2008: Would TJ Win Today? - Sheila C. Johnson
As the first reported black female billionaire, Sheila C. Johnson, who co-founded Black Entertainment Television, is known mostly for her entrepreneurial skills.
However, she used a good portion of her valediction speech to review the state of politics in the U.S. and the government the graduates would be inheriting.
She asked the class to think about what would happen if UVA founder Thomas Jefferson were running for president in modern times.

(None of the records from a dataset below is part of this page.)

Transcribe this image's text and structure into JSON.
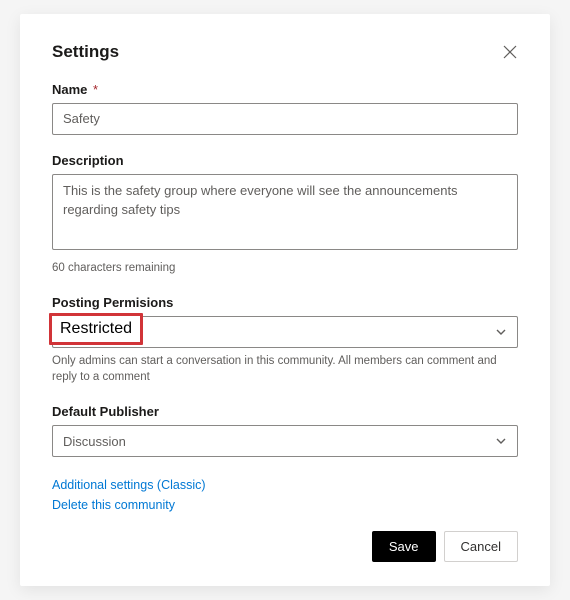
{
  "dialog": {
    "title": "Settings"
  },
  "name": {
    "label": "Name",
    "required_marker": "*",
    "value": "Safety"
  },
  "description": {
    "label": "Description",
    "value": "This is the safety group where everyone will see the announcements regarding safety tips",
    "remaining": "60 characters remaining"
  },
  "posting": {
    "label": "Posting Permisions",
    "selected": "Restricted",
    "helper": "Only admins can start a conversation in this community. All members can comment and reply to a comment"
  },
  "publisher": {
    "label": "Default Publisher",
    "selected": "Discussion"
  },
  "links": {
    "additional": "Additional settings (Classic)",
    "delete": "Delete this community"
  },
  "footer": {
    "save": "Save",
    "cancel": "Cancel"
  }
}
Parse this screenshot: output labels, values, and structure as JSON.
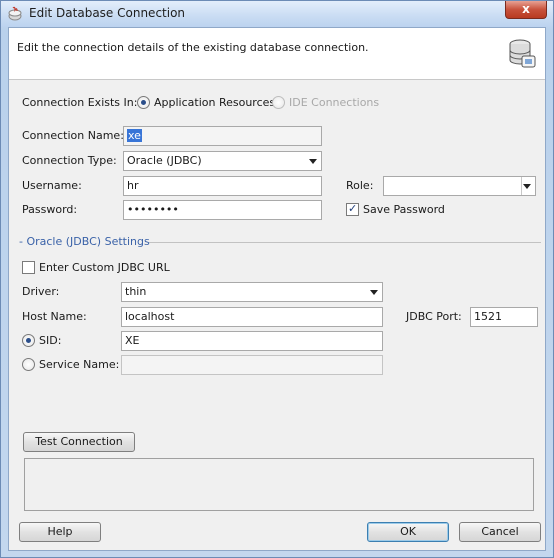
{
  "window": {
    "title": "Edit Database Connection",
    "close_label": "x"
  },
  "header": {
    "description": "Edit the connection details of the existing database connection."
  },
  "connection_exists_in": {
    "label": "Connection Exists In:",
    "options": [
      {
        "label": "Application Resources",
        "selected": true,
        "enabled": true
      },
      {
        "label": "IDE Connections",
        "selected": false,
        "enabled": false
      }
    ]
  },
  "fields": {
    "connection_name": {
      "label": "Connection Name:",
      "value": "xe"
    },
    "connection_type": {
      "label": "Connection Type:",
      "value": "Oracle (JDBC)"
    },
    "username": {
      "label": "Username:",
      "value": "hr"
    },
    "role": {
      "label": "Role:",
      "value": ""
    },
    "password": {
      "label": "Password:",
      "value": "••••••••"
    },
    "save_password": {
      "label": "Save Password",
      "checked": true
    }
  },
  "oracle_settings": {
    "section_title": "- Oracle (JDBC) Settings",
    "custom_url": {
      "label": "Enter Custom JDBC URL",
      "checked": false
    },
    "driver": {
      "label": "Driver:",
      "value": "thin"
    },
    "host_name": {
      "label": "Host Name:",
      "value": "localhost"
    },
    "jdbc_port": {
      "label": "JDBC Port:",
      "value": "1521"
    },
    "sid": {
      "label": "SID:",
      "value": "XE",
      "selected": true
    },
    "service_name": {
      "label": "Service Name:",
      "value": "",
      "selected": false
    }
  },
  "buttons": {
    "test_connection": "Test Connection",
    "help": "Help",
    "ok": "OK",
    "cancel": "Cancel"
  },
  "colors": {
    "section_title": "#3a62a8",
    "selection": "#3875d7"
  }
}
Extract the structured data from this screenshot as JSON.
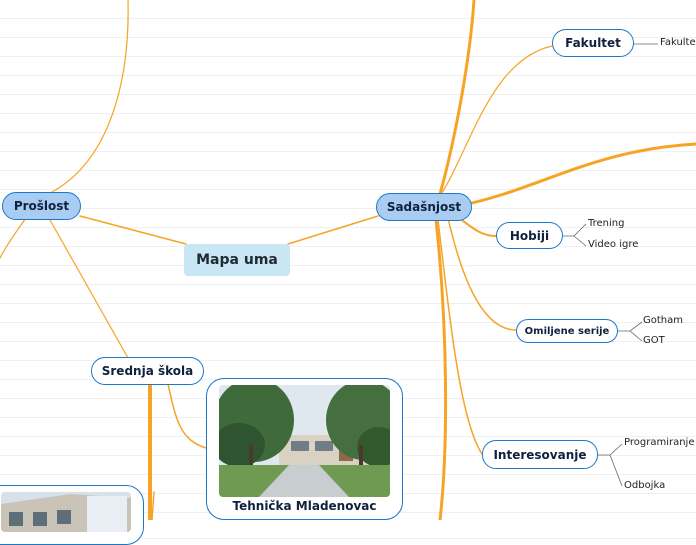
{
  "central": {
    "label": "Mapa uma"
  },
  "topics": {
    "proslost": "Prošlost",
    "sadasnjost": "Sadašnjost",
    "srednja_skola": "Srednja škola",
    "fakultet": "Fakultet",
    "hobiji": "Hobiji",
    "omiljene_serije": "Omiljene serije",
    "interesovanje": "Interesovanje"
  },
  "leaves": {
    "fakultet": "Fakulte",
    "hobiji": [
      "Trening",
      "Video igre"
    ],
    "serije": [
      "Gotham",
      "GOT"
    ],
    "interesovanje": [
      "Programiranje",
      "Odbojka"
    ]
  },
  "image_card": {
    "caption": "Tehnička Mladenovac"
  },
  "colors": {
    "branch": "#f7a426",
    "node_border": "#1b78c9",
    "main_fill": "#a9cdf2",
    "central_fill": "#c9e6f5"
  }
}
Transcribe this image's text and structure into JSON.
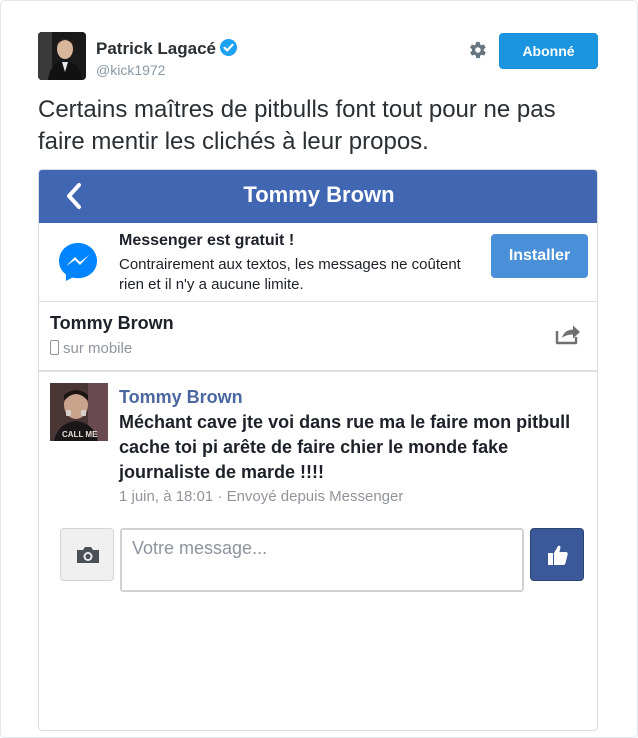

"What if Thomas Jefferson were running for president today? What if one of the most brilliant, important and influential political leaders in history wanted to be President of the United States in 2008? Could he win? Or more importantly, would we let him win?"
1876: Emerson Brings the Heat – Ralph Waldo Emerson
Ralph Waldo Emerson was a preacher, poet and essayist. One of the leaders of the Transcendentalist Movement, Emerson was nearing the end of his life when he was invited to give the commencement address at UVA.
“Emerson’s Visit to the University in 1876,” an entry in UVA's Alumni News, chronicled his arrival on Grounds and the subsequent speech. That account quotes Dr. David M. R. Culbreth as recalling the event as "undoubtedly the great drawing card of This Commencement.”
Unfortunately for Emerson, commencement day was sweltering, and he struggled to get through his speech.
"In spite of the intense heat, the Public Hall that night was packed to overflowing with young and old .... all in perfect resignation to bodily discomfort in view of what was in store," Culbreth wrote.
The account also details some poor behavior by attendees, who talked and milled about during the speech, though it notes that Emerson took it well.
“‘Emerson, as far as is known, never spoke of any discourtesy and always protested how much he enjoyed his visit.’”
2012: Wahoowa! – Katie Couric
Katie Couric’s 2012 valedictory speech was a long time coming – 33 years after she graduated from the College of Arts & Sciences, as she pointed out. During the speech, she recalled past speakers, shared personal and professional experiences and encouraged the class to be strong and resilient. But before all of that, she kicked things off with some familiar language for fellow ’Hoos.